## DATA IN THIS EXERCISE
#####

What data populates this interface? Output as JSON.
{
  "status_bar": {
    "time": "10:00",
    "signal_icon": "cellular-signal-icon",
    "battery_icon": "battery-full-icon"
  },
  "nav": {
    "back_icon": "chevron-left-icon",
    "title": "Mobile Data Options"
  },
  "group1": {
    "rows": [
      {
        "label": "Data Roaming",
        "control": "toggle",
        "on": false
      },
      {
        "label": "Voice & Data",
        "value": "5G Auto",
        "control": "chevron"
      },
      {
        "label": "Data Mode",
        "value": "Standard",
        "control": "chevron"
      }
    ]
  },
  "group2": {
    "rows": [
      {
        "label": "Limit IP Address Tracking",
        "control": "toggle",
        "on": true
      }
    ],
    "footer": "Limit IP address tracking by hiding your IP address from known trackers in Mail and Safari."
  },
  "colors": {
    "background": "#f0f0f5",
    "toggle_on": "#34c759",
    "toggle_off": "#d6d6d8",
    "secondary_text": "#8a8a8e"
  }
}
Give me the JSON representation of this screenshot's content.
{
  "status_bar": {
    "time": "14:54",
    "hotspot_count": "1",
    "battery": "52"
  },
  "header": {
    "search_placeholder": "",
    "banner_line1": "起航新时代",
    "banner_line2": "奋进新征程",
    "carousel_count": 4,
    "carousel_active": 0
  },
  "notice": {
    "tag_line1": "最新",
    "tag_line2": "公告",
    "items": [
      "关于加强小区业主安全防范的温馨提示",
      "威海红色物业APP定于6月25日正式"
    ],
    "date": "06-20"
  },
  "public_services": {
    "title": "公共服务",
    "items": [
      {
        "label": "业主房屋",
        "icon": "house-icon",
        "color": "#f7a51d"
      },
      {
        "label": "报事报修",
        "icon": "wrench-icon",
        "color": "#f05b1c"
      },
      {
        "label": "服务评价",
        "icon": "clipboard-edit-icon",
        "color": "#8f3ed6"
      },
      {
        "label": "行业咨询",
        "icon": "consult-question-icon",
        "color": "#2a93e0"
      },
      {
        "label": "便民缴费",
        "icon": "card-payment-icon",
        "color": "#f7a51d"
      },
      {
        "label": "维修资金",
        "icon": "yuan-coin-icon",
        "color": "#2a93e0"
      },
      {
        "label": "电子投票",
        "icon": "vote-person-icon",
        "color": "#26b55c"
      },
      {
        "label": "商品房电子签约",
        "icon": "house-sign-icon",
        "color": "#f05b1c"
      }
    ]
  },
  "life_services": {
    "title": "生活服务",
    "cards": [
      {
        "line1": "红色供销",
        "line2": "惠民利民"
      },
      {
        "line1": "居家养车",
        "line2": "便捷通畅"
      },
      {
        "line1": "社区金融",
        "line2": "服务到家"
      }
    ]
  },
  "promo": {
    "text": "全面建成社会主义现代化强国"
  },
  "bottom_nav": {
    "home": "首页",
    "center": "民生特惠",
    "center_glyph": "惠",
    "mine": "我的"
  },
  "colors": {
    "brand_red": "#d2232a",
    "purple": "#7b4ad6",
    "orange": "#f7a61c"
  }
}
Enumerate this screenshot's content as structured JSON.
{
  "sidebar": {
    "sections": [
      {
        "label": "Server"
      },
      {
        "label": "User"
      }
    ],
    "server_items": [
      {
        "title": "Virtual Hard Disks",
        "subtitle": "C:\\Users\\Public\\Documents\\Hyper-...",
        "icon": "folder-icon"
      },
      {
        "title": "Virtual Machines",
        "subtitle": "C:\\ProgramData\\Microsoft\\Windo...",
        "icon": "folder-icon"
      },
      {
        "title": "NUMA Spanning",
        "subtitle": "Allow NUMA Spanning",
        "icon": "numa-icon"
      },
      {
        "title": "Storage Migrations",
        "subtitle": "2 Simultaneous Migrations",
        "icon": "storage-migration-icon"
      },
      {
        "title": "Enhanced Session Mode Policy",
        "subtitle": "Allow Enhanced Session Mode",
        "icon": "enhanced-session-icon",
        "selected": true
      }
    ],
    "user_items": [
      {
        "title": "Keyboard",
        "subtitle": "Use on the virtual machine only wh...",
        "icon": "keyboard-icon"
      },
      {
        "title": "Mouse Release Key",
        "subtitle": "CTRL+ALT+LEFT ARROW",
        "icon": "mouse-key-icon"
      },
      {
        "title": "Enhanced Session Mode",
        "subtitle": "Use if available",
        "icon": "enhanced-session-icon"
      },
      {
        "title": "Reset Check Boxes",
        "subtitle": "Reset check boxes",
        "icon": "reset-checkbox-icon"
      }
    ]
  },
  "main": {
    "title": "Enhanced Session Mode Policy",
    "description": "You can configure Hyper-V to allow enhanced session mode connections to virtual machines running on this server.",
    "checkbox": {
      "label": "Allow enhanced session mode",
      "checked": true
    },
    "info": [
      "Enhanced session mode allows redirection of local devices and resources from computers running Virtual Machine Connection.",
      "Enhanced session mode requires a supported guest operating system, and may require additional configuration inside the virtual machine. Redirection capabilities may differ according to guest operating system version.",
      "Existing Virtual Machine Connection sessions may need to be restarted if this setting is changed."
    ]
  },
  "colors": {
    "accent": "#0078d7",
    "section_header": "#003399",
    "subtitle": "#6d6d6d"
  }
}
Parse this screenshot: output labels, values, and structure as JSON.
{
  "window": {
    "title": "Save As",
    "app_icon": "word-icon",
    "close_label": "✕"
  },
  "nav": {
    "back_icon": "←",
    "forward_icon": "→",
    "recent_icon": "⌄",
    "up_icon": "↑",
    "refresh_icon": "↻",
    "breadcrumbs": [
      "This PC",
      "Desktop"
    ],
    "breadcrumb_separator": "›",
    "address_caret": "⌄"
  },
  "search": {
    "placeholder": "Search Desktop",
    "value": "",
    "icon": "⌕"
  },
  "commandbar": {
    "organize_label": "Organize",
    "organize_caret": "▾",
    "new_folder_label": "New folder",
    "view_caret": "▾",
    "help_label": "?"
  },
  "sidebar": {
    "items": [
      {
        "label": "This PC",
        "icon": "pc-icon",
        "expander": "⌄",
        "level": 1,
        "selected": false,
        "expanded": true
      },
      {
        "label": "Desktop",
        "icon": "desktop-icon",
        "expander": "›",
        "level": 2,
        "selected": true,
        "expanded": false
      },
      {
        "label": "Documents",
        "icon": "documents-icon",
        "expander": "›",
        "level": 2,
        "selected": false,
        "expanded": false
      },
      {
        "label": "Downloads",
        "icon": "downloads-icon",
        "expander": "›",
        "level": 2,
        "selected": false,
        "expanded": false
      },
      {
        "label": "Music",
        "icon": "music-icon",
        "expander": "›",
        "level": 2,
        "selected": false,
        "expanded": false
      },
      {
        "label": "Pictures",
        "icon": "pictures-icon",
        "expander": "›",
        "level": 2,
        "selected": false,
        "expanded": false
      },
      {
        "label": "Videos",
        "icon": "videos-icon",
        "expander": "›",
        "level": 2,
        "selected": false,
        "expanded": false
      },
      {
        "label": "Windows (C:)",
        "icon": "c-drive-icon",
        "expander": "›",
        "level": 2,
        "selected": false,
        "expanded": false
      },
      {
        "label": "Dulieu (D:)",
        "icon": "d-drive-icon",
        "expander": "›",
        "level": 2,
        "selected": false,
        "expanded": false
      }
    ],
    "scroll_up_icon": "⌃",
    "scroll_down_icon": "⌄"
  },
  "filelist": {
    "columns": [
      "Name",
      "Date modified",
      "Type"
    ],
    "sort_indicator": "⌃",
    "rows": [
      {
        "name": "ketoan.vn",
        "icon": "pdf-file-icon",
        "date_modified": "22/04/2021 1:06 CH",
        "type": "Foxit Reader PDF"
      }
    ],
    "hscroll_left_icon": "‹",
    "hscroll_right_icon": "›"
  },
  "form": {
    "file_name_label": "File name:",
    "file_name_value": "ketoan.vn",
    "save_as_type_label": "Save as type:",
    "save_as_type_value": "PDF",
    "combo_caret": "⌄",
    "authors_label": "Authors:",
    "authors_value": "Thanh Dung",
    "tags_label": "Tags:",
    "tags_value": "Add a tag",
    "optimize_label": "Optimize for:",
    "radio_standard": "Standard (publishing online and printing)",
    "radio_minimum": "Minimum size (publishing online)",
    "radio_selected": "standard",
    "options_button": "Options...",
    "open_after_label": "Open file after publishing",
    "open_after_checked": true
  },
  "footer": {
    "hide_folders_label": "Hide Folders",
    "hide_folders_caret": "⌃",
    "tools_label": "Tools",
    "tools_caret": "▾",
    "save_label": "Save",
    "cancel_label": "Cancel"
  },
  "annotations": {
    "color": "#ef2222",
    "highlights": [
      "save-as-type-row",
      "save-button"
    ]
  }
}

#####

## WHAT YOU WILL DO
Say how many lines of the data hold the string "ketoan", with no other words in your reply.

## OUTPUT FOR THIS EXERCISE
2